The Security Summit has kicked off an awareness campaign termed “Don’t Take the Bait,” that will run through mid-September to help counter the threat.

The latest assault involves “spear phishing,” bogus emails often tailored to individual tax pros that attempt to fool the recipient to click on links that secretly install malware or other software that can steal data. These fake messages can appear to be from a legitimate client of the tax professional or from their tax software provider.

“We are seeing repeated instances of cybercriminals targeting tax professionals and obtaining sensitive client information that can be used to file fraudulent tax returns. Spear phishing emails are a common way to target tax professionals,” said IRS Commissioner John Koskinen. “We urge practitioners to review this information and take steps to protect themselves and their clients.”

Trend Micro, a trusted security software company, says some 91 percent of all cyberattacks and their resulting data breaches start with a spear phishing email.

Regular phishing emails target a wide group of users in hopes of snaring a few victims. Spear phishing, however, is a very sophisticated technique that sends messages that appear to be from a trusted source and target very specific recipients. But with most cyberattacks, there are some ways to tell if a suspect email is a scam.

Example of Phishing Email

This image is a shot of an actual email sent to a tax pro during the 2017 filing season. At the top of the image, note the sender used “Tax return” in the subject line to impersonate a potential client and to bait the tax preparer. The sender did their research, obtaining the name and email address of the tax pro.

But there are still signs that this isn’t from a real client. The text is conversational but ungrammatical and oddly written: “hope your doing good and actively involved in the tax filing season.” These all suggest a sender who has English as a second language. Finally, note that the hyperlink has a “tiny” URL to mask the true destination—another red flag.

There are variations on this theme. In one version, the prospective “client” asks the tax professional to open an attachment to see his tax information needed to prepare a return. In reality, that attachment downloads malware that tracks the preparer’s keystrokes, stealing passwords and other sensitive data. Other variations may appear to be from the IRS e-Services or from the tax preparer’s tax prep software provider.

One common thread in most spear phishing emails is a “call to action,” which encourages the recipient to open a link or attachment.

No matter which variation of spear phishing email we may be faced with, the Security Summit has some basic recommendations to protect our data—and our clients’ data:

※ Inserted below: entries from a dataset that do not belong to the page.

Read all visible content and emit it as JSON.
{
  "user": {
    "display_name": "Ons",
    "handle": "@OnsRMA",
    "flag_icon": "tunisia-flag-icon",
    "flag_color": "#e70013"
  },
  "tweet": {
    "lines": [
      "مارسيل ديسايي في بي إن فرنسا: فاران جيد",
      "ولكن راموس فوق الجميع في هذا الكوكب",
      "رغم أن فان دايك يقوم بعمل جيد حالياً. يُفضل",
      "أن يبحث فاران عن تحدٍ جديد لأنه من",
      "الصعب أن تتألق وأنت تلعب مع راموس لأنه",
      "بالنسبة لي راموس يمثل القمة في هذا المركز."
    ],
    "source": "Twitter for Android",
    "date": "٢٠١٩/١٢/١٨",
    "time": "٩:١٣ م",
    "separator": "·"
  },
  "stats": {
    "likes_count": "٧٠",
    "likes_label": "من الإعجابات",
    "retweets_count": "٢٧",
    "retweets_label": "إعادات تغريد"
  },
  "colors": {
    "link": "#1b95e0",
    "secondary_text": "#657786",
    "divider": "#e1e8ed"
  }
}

  • Educate all employees about phishing in general and spear phishing in particular.
  • Use strong, unique passwords. Better yet, use a phrase instead of a word. Use different passwords for each account. Use a mix of letters, numbers and special characters.
  • Never take an email from a familiar source at face value; example: an email from “IRS e-Services.” If it asks you to open a link or attachment, or includes a threat to close your account, think twice. Visit the e-Services website for confirmation.
  • If an email contains a link, hover your cursor over the link to see the web address (URL) destination. If it’s not a URL you recognize or if it’s an abbreviated URL, don’t open it.
  • Consider a verbal confirmation by phone if you receive an email from a new client sending you tax information or a client requesting last-minute changes to their refund destination.
  • Use security software to help defend against malware, viruses and known phishing sites and update the software automatically.
  • Use the security options that come with your tax preparation software.
  • Send suspicious tax-related phishing emails to phishing@irs.gov.

Bob Williams

Forget genes; I’ve got words in my DNA. Communication has been part of who I am nearly all my life. From a long career in radio news to another one in newspapers – and a University of Georgia journalism degree sandwiched between the two – language has been my life. I’ve also been fortunate to have learned the tax business from the ground up here at Drake, starting with 1040.com online forms some years ago before moving on to work on the Web. In all things tax-ish, we aim to give you tools you can use.